It takes an unbelievable amount of work to make a feature length film and of course the longer your film, the more work it requires. This is why it’s unusual to see films venture past the standard ninety to a hundred five minute window, and downright rare for scrappy indie productions to attempt it. But this is exactly what writer/director (Jakob Bilinski) did with his ambitious and, uh, interestingly titled Three Tears on Bloodstained Flesh. Now, ambition is good, but it’s only half the battle so the real question here is, “how well does he pull it off?”
When a young woman named Lexie (Sidney Shripka) is murdered near her small town home, her last act is to get a letter out to her uncle Dominic (Bill Gobin) asking him for help. Now Dominic, with his unwilling teen daughter in tow, must return to the place he thought he’d left for good and figure out the truth about what happened to Lexie.
The title seems intended to evoke the idea of this as a kind of American giallo. However, this doesn’t so much read authentic giallo to me as just “revenge thriller with a dusting of horror.” Still one thing that’s apparent right from the beginning is that this film has a real visual flair. Some scenes feature quick cuts and use handheld to great effect to give a stylish and authentic sense of movement. Other times the scenes are appropriately stoic and carefully framed but throughout, the film maintains a rich quality image with excellent and inventive use of color.
I also appreciate that this film doesn’t shy away from violence and a couple of scenes in particular that feature graphic disembowelment and fingernail torture stand out as delightfully grotesque. However, for a film so willing to go all in on the blood, it remains perplexingly chaste about the nudity. Despite featuring multiple sex scenes and spending a significant amount of time in a strip club, TToBF never quite manages to get up the courage to bare any flesh, bloodstained or otherwise.
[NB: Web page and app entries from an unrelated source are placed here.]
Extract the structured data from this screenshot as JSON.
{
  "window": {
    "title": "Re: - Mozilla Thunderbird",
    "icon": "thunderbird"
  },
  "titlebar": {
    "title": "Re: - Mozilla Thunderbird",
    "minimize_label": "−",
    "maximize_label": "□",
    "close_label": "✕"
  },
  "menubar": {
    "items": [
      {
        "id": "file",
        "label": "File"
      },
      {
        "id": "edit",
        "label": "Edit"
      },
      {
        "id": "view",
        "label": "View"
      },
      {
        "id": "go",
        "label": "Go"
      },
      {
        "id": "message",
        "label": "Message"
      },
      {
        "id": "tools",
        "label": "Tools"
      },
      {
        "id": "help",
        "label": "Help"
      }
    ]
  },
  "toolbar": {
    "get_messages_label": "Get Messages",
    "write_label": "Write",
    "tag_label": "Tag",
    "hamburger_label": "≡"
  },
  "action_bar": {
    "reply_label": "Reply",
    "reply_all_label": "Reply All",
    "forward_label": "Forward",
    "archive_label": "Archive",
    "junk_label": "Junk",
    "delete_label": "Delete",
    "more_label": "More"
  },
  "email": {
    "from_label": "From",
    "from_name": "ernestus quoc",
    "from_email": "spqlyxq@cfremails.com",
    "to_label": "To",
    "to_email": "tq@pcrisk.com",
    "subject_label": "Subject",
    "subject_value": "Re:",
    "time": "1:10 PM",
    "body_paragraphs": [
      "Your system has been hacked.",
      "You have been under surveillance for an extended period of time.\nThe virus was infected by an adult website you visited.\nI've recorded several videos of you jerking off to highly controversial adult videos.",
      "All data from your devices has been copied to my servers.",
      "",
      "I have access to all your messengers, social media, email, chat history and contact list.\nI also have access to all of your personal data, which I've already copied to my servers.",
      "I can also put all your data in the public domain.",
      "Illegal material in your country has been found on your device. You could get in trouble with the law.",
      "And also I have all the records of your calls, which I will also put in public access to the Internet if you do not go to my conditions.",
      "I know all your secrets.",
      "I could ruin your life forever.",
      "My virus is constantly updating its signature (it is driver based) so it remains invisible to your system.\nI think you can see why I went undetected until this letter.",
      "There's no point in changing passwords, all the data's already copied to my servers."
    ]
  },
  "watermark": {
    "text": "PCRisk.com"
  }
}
Of course, the amount of nudity in a film is a minor factor, but length and pacing on the other hand are major ones. While there are certainly a lot of positive aspects to this film, the most significant issue it bumps up against is the runtime. Clocking in at a staggering two hours and twenty minutes (!) this is one film that is absolutely begging for an aggressive re-cut. The story itself is interesting and enjoyable to watch unfold, which is why it’s frustrating to see it weighed down by an excessive amount of scenes that are redundant and/or don’t advance the plot in a meaningful way.
Gobin puts in a solid effort as the lead but just isn’t quite able to get to the point of coming across as a genuine character rather than an actor going through the motions. This makes the multiple scenes of emotional torment that Dominic goes through feel more like a chore than a journey and I wish that Bilinski had taken a leaner, subtler approach and trusted the audience more to connect to the story without being led by the hand. In general though, a lot of solid casting choices and Jim Dougherty’s portrayal of the abrasive small town sheriff stands out as a highlight.
Overall, certainly a film worth watching and viewers who do take the journey will be treated to a great visual experience with some satisfying, brutal kills. This is a solid movie with an even better movie buried inside, just waiting to shed it’s fat and come out.